■ GOAL OF THE EXERCISE ■
Pull every line with "seconds" from the data.

[Stored data]
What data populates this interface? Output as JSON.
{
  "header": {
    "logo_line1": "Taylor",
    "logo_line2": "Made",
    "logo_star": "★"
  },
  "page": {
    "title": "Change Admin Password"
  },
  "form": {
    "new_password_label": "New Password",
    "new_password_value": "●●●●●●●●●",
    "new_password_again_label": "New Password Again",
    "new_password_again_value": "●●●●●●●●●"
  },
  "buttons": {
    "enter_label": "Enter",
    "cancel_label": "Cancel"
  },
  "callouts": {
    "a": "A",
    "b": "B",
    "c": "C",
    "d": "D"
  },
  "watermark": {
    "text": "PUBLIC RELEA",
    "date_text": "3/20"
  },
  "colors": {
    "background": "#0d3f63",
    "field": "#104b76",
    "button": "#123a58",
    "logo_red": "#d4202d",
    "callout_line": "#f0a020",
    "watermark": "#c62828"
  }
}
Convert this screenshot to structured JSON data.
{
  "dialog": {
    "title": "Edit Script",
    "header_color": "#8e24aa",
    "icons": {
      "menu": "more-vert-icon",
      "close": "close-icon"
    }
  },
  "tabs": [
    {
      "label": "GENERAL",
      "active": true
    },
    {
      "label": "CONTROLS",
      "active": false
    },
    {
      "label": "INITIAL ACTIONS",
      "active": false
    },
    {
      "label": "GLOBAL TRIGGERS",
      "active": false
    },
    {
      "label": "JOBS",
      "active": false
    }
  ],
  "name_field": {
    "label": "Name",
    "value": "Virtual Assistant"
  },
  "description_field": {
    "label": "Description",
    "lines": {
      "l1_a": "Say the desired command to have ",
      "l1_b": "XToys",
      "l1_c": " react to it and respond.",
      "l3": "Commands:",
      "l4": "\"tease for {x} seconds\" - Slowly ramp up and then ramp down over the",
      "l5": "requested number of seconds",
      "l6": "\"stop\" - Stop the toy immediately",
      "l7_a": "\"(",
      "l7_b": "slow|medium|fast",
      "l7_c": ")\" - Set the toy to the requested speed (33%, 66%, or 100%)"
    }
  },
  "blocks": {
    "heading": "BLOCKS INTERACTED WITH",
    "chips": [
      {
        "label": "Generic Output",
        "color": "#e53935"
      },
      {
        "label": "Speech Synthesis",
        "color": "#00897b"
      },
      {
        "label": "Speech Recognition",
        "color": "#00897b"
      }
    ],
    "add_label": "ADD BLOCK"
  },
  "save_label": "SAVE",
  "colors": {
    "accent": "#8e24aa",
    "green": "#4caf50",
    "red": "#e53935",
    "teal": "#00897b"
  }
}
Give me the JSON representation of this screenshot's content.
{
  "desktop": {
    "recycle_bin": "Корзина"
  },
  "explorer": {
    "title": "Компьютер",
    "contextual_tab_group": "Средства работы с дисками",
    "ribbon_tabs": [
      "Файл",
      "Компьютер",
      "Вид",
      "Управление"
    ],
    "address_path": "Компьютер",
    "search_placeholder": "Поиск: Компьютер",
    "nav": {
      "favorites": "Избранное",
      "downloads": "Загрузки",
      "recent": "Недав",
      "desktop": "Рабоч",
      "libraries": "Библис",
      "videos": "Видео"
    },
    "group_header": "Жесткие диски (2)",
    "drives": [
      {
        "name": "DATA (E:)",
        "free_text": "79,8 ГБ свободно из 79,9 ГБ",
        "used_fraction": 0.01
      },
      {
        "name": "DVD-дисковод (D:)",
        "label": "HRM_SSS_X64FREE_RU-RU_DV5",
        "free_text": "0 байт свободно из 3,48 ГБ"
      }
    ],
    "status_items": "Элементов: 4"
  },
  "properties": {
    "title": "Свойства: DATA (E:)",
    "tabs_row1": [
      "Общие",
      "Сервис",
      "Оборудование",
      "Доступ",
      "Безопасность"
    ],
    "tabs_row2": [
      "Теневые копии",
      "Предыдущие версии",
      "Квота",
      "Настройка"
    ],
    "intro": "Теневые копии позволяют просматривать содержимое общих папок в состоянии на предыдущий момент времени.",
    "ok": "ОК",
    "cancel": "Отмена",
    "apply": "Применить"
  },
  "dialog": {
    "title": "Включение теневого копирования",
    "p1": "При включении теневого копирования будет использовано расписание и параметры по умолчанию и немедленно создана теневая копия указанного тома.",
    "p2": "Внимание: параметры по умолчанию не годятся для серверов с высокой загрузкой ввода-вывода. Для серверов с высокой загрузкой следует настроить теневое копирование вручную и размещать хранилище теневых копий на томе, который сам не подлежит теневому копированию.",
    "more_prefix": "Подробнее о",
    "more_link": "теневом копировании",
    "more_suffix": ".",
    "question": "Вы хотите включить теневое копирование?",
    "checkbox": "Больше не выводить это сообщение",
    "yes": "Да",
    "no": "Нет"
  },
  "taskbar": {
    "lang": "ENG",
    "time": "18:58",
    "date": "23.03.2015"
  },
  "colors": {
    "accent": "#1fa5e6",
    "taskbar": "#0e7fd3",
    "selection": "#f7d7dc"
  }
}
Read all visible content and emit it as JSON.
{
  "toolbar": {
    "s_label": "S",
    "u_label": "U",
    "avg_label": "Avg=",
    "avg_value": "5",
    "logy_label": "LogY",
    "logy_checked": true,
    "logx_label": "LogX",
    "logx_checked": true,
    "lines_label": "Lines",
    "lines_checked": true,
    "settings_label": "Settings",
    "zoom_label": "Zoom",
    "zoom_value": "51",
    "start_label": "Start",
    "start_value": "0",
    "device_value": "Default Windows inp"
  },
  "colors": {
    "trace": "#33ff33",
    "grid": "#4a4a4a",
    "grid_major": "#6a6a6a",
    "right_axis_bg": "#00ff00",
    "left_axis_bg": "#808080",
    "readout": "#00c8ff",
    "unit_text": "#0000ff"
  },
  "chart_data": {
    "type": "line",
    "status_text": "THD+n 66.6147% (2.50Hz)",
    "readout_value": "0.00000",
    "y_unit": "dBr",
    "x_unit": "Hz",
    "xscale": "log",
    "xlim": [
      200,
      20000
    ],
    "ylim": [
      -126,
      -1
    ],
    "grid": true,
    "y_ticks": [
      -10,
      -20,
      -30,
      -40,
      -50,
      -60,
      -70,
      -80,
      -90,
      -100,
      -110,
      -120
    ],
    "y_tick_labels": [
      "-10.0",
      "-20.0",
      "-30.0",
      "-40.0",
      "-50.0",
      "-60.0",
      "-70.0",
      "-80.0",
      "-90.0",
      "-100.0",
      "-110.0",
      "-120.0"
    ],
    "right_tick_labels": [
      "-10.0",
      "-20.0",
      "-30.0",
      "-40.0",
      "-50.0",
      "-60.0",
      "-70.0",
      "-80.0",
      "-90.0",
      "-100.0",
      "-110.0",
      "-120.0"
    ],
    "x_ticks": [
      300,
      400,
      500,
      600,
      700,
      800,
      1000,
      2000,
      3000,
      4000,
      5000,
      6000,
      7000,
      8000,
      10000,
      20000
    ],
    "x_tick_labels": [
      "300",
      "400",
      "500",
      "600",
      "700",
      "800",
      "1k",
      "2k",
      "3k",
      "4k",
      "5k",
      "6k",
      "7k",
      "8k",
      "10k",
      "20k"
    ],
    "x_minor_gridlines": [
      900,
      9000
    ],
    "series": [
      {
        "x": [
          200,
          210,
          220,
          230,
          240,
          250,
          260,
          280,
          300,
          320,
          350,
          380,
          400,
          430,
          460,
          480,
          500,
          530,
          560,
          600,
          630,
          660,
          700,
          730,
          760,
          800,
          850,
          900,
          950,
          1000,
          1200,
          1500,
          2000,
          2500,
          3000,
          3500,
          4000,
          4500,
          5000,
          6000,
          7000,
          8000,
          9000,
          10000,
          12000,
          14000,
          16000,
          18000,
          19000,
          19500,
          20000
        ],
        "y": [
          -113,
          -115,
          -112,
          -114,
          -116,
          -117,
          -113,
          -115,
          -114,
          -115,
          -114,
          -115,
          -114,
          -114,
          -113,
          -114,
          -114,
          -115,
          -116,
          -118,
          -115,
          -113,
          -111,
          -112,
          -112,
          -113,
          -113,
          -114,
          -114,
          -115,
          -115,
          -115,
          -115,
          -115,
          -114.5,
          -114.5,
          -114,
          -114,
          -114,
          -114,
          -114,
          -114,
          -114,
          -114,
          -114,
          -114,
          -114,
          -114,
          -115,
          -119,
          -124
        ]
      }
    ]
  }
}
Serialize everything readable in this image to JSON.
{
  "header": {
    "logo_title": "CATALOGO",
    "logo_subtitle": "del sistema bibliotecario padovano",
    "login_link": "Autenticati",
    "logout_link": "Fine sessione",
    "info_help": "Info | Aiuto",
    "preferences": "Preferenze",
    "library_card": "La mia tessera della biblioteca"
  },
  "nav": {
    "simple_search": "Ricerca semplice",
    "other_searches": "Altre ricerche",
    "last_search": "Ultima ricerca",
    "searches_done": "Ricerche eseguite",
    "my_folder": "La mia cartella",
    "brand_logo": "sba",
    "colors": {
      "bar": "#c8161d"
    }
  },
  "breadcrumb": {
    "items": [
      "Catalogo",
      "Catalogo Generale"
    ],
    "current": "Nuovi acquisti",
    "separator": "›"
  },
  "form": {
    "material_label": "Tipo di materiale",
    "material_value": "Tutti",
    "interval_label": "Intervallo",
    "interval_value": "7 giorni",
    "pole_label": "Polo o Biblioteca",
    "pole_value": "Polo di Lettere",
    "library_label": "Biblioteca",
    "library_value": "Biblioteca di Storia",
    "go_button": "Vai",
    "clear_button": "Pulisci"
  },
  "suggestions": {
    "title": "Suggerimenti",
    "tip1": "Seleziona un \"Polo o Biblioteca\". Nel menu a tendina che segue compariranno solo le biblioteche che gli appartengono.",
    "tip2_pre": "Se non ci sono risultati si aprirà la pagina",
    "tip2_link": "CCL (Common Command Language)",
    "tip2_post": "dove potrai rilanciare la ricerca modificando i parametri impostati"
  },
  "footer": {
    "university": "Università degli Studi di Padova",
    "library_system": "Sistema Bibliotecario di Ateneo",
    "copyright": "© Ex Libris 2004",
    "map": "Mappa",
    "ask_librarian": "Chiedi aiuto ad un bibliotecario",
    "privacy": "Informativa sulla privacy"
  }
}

■ RESPONSE ■
      "l4": "\"tease for {x} seconds\" - Slowly ramp up and then ramp down over the",
      "l5": "requested number of seconds",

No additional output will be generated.